---- DATA

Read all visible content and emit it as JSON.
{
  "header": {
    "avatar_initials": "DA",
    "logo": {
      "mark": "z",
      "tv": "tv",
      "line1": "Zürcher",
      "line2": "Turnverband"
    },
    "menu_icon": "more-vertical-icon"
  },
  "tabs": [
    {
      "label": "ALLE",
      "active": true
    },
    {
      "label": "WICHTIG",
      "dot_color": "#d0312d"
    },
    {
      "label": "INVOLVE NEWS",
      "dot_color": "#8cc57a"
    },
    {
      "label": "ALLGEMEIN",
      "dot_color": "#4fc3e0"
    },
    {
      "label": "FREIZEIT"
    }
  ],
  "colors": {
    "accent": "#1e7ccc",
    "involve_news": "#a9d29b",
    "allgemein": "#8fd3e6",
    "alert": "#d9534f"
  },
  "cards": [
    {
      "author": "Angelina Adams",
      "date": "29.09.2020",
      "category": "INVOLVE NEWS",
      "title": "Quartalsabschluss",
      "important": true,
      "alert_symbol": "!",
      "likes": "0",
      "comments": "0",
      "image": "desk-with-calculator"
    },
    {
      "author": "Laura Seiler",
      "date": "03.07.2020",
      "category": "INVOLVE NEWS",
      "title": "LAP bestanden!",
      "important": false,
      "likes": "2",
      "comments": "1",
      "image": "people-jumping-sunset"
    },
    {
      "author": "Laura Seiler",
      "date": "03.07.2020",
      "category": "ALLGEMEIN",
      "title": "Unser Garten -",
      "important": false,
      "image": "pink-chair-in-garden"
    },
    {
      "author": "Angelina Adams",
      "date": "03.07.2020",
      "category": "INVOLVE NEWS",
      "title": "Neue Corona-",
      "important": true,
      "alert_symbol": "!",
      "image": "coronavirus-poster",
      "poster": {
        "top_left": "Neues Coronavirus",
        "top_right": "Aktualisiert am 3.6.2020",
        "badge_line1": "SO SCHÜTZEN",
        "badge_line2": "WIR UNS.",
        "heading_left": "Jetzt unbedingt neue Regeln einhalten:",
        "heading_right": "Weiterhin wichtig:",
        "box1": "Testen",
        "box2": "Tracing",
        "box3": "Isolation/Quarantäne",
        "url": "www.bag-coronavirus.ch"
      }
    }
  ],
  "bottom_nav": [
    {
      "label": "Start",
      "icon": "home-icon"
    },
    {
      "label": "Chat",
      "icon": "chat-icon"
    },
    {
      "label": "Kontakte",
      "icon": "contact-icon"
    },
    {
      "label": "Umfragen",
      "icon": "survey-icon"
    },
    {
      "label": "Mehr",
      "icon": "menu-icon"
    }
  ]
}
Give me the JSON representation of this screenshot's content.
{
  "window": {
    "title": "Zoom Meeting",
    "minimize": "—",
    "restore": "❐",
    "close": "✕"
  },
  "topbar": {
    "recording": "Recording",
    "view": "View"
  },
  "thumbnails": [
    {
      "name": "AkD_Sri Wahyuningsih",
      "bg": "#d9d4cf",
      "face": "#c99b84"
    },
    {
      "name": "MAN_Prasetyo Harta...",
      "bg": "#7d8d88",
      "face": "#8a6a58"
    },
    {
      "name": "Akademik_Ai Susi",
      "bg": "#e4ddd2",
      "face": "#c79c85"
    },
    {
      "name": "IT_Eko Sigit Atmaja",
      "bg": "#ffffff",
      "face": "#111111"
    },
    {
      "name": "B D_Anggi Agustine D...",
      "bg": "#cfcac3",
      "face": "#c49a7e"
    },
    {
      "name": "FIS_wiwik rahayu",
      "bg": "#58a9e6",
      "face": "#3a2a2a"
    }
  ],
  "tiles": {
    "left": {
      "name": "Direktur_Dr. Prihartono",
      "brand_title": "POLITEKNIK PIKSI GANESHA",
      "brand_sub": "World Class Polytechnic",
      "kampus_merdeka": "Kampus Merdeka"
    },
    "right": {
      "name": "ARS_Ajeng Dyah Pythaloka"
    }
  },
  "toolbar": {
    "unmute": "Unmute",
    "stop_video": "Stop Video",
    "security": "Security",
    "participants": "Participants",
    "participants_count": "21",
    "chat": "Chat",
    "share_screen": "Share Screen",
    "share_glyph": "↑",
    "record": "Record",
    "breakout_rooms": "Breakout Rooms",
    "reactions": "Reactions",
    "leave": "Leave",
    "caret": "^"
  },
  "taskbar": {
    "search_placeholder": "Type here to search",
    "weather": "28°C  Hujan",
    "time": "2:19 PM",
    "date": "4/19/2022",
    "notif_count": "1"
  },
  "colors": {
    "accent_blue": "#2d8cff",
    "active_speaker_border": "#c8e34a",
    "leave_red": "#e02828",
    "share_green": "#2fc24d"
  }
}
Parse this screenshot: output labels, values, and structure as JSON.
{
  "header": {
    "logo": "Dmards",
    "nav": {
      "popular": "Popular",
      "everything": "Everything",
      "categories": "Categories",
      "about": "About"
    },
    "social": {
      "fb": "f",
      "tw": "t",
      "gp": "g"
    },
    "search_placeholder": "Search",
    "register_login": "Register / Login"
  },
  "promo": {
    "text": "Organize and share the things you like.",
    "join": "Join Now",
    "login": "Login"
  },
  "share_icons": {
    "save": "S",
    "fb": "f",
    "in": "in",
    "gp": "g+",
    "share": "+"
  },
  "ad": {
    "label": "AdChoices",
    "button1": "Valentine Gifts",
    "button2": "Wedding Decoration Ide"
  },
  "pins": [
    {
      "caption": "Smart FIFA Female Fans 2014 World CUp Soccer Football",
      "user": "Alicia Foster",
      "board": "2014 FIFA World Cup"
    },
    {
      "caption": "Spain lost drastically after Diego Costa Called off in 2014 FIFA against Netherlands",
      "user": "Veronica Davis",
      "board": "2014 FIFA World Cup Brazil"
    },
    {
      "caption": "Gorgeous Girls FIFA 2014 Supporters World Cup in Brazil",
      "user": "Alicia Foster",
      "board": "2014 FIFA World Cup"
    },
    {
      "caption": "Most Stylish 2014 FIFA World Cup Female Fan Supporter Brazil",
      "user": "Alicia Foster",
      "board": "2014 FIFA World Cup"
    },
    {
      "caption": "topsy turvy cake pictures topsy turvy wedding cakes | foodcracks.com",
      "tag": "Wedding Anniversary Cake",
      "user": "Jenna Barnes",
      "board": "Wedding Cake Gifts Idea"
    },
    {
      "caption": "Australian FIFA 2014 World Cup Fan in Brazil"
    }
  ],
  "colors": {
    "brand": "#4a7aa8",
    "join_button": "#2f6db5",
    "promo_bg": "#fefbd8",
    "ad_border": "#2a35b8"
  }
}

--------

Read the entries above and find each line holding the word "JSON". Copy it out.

Read all visible content and emit it as JSON.
Give me the JSON representation of this screenshot's content.
Parse this screenshot: output labels, values, and structure as JSON.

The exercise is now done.